INSTRUCTIONS FOR THE TASK -> After locating the line that contains "Give me the", restate it and each later line word for word through the end of the records.

PROVIDED ENTRIES ->
_ _ _ _ _ _ _

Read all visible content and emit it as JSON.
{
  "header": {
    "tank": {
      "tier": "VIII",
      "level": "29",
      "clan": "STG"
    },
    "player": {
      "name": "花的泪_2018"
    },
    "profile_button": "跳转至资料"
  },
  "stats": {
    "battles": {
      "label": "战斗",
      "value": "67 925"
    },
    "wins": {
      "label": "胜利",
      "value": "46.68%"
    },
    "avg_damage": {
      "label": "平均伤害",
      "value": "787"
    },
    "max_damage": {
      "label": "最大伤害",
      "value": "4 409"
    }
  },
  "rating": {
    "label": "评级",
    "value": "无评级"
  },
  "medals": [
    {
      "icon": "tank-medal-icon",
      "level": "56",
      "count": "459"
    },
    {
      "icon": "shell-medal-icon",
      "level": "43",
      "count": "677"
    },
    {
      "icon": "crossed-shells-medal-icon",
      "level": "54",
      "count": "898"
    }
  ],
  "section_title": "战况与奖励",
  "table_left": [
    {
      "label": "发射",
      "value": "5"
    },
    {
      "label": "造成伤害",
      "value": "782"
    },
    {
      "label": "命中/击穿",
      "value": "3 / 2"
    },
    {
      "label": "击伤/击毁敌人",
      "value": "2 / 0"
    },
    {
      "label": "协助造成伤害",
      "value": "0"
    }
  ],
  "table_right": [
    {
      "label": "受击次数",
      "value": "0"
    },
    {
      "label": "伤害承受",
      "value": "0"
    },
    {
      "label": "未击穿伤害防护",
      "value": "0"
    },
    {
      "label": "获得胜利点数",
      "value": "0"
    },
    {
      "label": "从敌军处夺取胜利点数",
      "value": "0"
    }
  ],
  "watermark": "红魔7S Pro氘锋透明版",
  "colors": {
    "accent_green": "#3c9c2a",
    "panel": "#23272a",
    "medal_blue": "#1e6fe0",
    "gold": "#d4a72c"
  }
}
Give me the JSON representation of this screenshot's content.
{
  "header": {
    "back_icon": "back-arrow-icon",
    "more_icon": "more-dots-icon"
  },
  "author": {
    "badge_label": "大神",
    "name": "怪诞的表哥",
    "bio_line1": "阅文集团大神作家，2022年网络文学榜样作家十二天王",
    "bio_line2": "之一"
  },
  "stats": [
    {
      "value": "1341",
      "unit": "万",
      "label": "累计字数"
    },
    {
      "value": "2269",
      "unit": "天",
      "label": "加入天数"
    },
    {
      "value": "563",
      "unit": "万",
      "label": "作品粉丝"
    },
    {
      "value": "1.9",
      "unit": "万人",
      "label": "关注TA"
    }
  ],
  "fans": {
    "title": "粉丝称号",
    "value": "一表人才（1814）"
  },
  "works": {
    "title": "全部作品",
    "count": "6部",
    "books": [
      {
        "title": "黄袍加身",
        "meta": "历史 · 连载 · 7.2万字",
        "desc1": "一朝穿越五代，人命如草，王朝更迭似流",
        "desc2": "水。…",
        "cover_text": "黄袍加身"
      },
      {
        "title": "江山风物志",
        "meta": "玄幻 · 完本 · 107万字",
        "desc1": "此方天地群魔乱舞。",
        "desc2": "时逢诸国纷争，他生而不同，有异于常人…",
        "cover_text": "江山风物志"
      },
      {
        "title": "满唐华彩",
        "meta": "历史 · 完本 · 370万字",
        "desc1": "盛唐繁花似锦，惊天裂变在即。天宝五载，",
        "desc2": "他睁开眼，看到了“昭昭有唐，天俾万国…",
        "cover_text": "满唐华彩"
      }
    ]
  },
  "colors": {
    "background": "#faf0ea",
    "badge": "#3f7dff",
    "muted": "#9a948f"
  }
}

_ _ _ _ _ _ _

REPLY TO THE TASK ->
Give me the JSON representation of this screenshot's content.
{
  "header": {
    "back_icon": "back-arrow-icon",
    "more_icon": "more-dots-icon"
  },
  "author": {
    "badge_label": "大神",
    "name": "怪诞的表哥",
    "bio_line1": "阅文集团大神作家，2022年网络文学榜样作家十二天王",
    "bio_line2": "之一"
  },
  "stats": [
    {
      "value": "1341",
      "unit": "万",
      "label": "累计字数"
    },
    {
      "value": "2269",
      "unit": "天",
      "label": "加入天数"
    },
    {
      "value": "563",
      "unit": "万",
      "label": "作品粉丝"
    },
    {
      "value": "1.9",
      "unit": "万人",
      "label": "关注TA"
    }
  ],
  "fans": {
    "title": "粉丝称号",
    "value": "一表人才（1814）"
  },
  "works": {
    "title": "全部作品",
    "count": "6部",
    "books": [
      {
        "title": "黄袍加身",
        "meta": "历史 · 连载 · 7.2万字",
        "desc1": "一朝穿越五代，人命如草，王朝更迭似流",
        "desc2": "水。…",
        "cover_text": "黄袍加身"
      },
      {
        "title": "江山风物志",
        "meta": "玄幻 · 完本 · 107万字",
        "desc1": "此方天地群魔乱舞。",
        "desc2": "时逢诸国纷争，他生而不同，有异于常人…",
        "cover_text": "江山风物志"
      },
      {
        "title": "满唐华彩",
        "meta": "历史 · 完本 · 370万字",
        "desc1": "盛唐繁花似锦，惊天裂变在即。天宝五载，",
        "desc2": "他睁开眼，看到了“昭昭有唐，天俾万国…",
        "cover_text": "满唐华彩"
      }
    ]
  },
  "colors": {
    "background": "#faf0ea",
    "badge": "#3f7dff",
    "muted": "#9a948f"
  }
}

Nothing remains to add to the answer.